  2. 2. A Morpho-syntactic Analysis of Finiteness in... 4. wa:ru sinima-ki ra-lē-ḍu They-nom movie-dat come-neg-def-agr They did not come to movie. 5. aame sinima-ki ra- lē-du She-nom movie-dat come-neg-def-agr She did not come to movie. In the sentences (4-5), the finite verbs don’t inflect for tense and agreement overtly. But they can also be considered to be complete finite clauses. Because they can stand there own and they have a nominative subject. 6. ataḍu ippuḍu iṇṭilō He-nom now home-in He is not at home now lē -ḍu neg-PNG 7. ataḍu ninna iṇṭilō He-nom yesterday home-in He was not at home yesterday 8. *ataḍu re:pu iṇṭilō lē-ḍu He-nom tomorrow home-in neg-PNG He won’t be at home tomorrow lē-ḍu neg-PNG Here, we assume that -lē negative marker can occur only in past tense in most of the cases. It represents the completion of the time. In the same way it can’t occur in future reading as in sentence (8). This observation leads that there is an abstract tense which assigns nominative case. So, they are finite clauses. 9. ataḍu re:pu iṇṭilō unḍ-a-ḍu He-nom tomorrow home-in is-neg-PNG He won’t be at home tomorrow 10. ataḍu re:pu iṇṭilō He-nom tomorrow home-in He can’t be at home tomorrow unḍ-a(lē) ḍu is-neg-PNG The above data leads us to assume that ‘-lē’ can occur with/without main verb. When it comes to ‘-a’ which is non-past negative marker can’t occur alone/ without main verb. ‘-lē’ can be used in the non-past also only when we talk about ability. 11. memu a: panini cey-a-(lē) -mu we-nom the work do-neg-(neg)-PNG We can’t do the work It is possible, in Telugu, two negative markers occurs in some constructions within a sentence as shown in (11). It is an independent clause and the presence of nominative NP signals this clause is finite. We have already argued that this nominative NP is licensed by the tense inflection. We can assume that tense is finiteness marker in Telugu until evidence to the contrary is found. II. CONCLUSION In this paper, an attempt is made to define the notion of finiteness in Telugu. It discussed flintiness, in Telugu, is a morphosyntactic phenomenon and it is also stated that (abstract) Tense plays a vital role to determine finiteness in Telugu with respect to negatives or independent clauses.
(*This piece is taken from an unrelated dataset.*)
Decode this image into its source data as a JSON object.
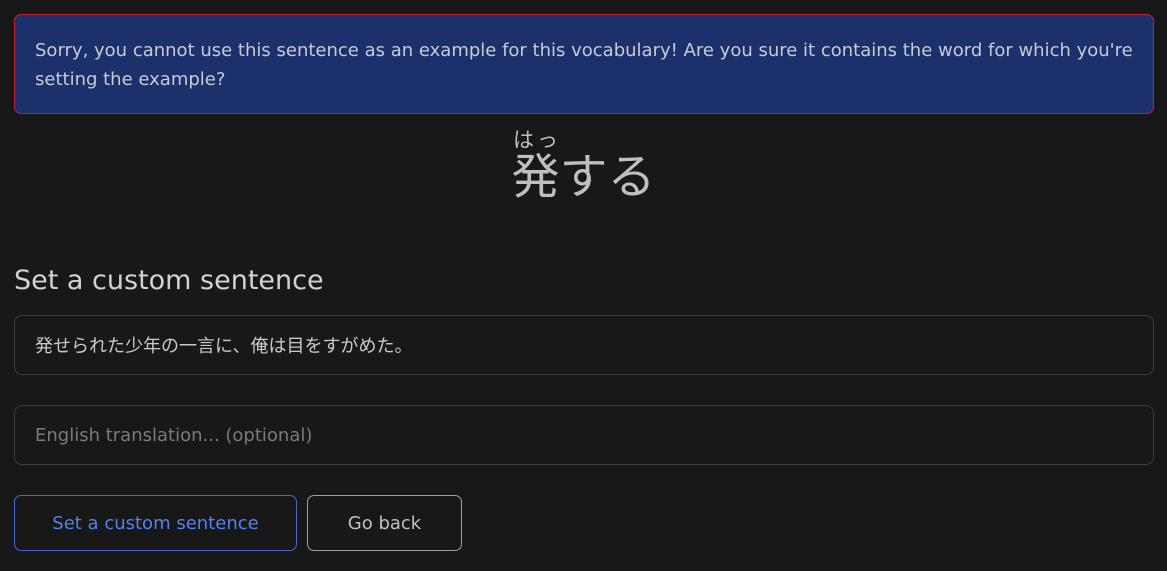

We argued the subject gets nominative case by the Tense not by the Agreement inflection. Finally, it is argued that finiteness is defined as a morphosyntactic feature. Here, I propose that (abstract) Tense is a decisive feature for finiteness in Telugu. Since the Telugu is morphologically rich language there is a lot to explore it. 11 | P a g e
  3. 3. A Morpho-syntactic Analysis of Finiteness in... REFERENCES [1] [2] [3] [4] [5] [6] [7] [8] [9] Amritavalli, R. and K.A. Jayaseelan, Finiteness and Negation in Dravidian. in Cinque, G. and R. Kayne (eds.) The Oxford Handbook of Comparative Syntax. (Oxford: Oxford University Press, 2005) 178-220. Chomsky, Noam, The Minimalist Program (MIT Press, Cambridge, MA, 1995). George, L., & Kornfilt, J, Finiteness and boundedness in Turkish. Binding and filtering, ed. by Frank Heny, 105-27. (Cambridge, MA: MIT Press 1981). Irina Nikolaev, Finiteness Theoratical and Emperical Foundations (Oxford University Press. New York, 2007). Krishnamurti, B. The Dravidian languages (Cambridge University Press. 2003) Subbarao, K. V., & Bhaskararao, P. Non-nominative subjects in Telugu. (TYPOLOGICAL STUDIES IN LANGUAGE, 2004) 61, 161–196. Sudharsan, Anuradha, A minimalist account of null subjects in Kannada. Doctoral diss., HCU, Hyderabad, 1998. Stowell, T, The tense of infinitives. (Linguistic Inquiry 13: 1982)561-569 Tirumalesh, K.V, Tense, Aspect and Finiteness in Kannada. CIEFL Working Papers in Linguistics. CIEFL Hyderabad. 1985. 12 | P a g e